Only the total should be returned: the number of lines in the data that hold the string "date".
____
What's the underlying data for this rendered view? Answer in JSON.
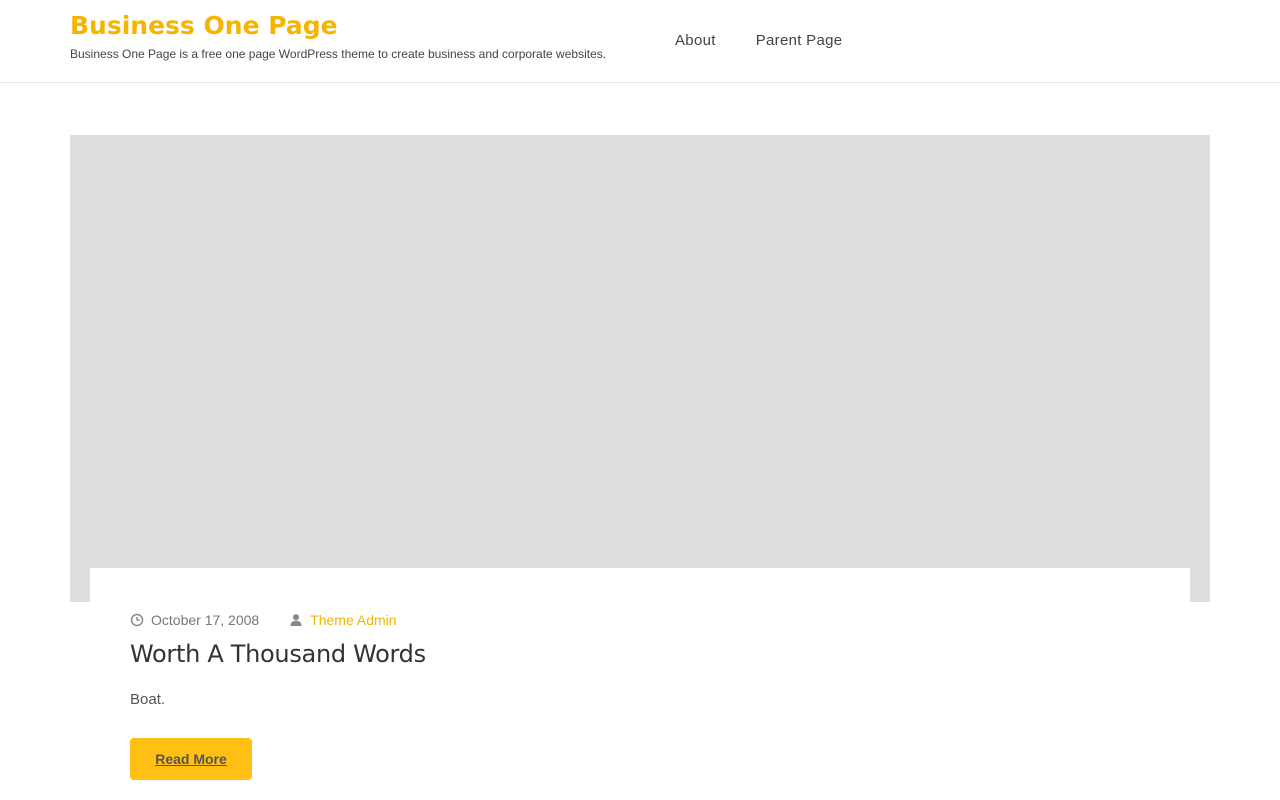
{
  "header": {
    "site_title": "Business One Page",
    "site_description": "Business One Page is a free one page WordPress theme to create business and corporate websites.",
    "nav": [
      {
        "label": "About"
      },
      {
        "label": "Parent Page"
      }
    ]
  },
  "post": {
    "date": "October 17, 2008",
    "author": "Theme Admin",
    "title": "Worth A Thousand Words",
    "excerpt": "Boat.",
    "read_more_label": "Read More",
    "icons": {
      "date": "clock-icon",
      "author": "user-icon"
    }
  },
  "colors": {
    "accent": "#f4b400",
    "button": "#ffbf13",
    "image_placeholder": "#dddddd"
  }
}
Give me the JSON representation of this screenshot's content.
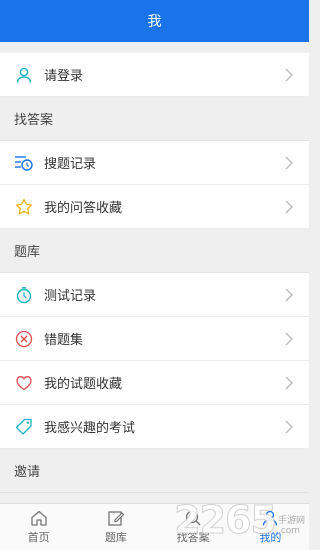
{
  "header": {
    "title": "我"
  },
  "login": {
    "label": "请登录"
  },
  "sections": {
    "find_answers": {
      "title": "找答案",
      "items": [
        {
          "label": "搜题记录",
          "icon": "search-history-icon"
        },
        {
          "label": "我的问答收藏",
          "icon": "star-icon"
        }
      ]
    },
    "question_bank": {
      "title": "题库",
      "items": [
        {
          "label": "测试记录",
          "icon": "timer-icon"
        },
        {
          "label": "错题集",
          "icon": "wrong-x-icon"
        },
        {
          "label": "我的试题收藏",
          "icon": "heart-icon"
        },
        {
          "label": "我感兴趣的考试",
          "icon": "tag-icon"
        }
      ]
    },
    "invite": {
      "title": "邀请"
    }
  },
  "tabbar": {
    "items": [
      {
        "label": "首页",
        "icon": "home-icon"
      },
      {
        "label": "题库",
        "icon": "edit-icon"
      },
      {
        "label": "找答案",
        "icon": "search-icon"
      },
      {
        "label": "我的",
        "icon": "user-icon",
        "active": true
      }
    ]
  },
  "watermark": {
    "number": "2265",
    "line1": "手游网",
    "line2": ".com"
  },
  "colors": {
    "accent": "#1a73e8",
    "icon_teal": "#1bb0c4",
    "icon_red": "#e24b4b",
    "icon_yellow": "#f2b51c"
  }
}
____
=== TASK ANSWER ===
2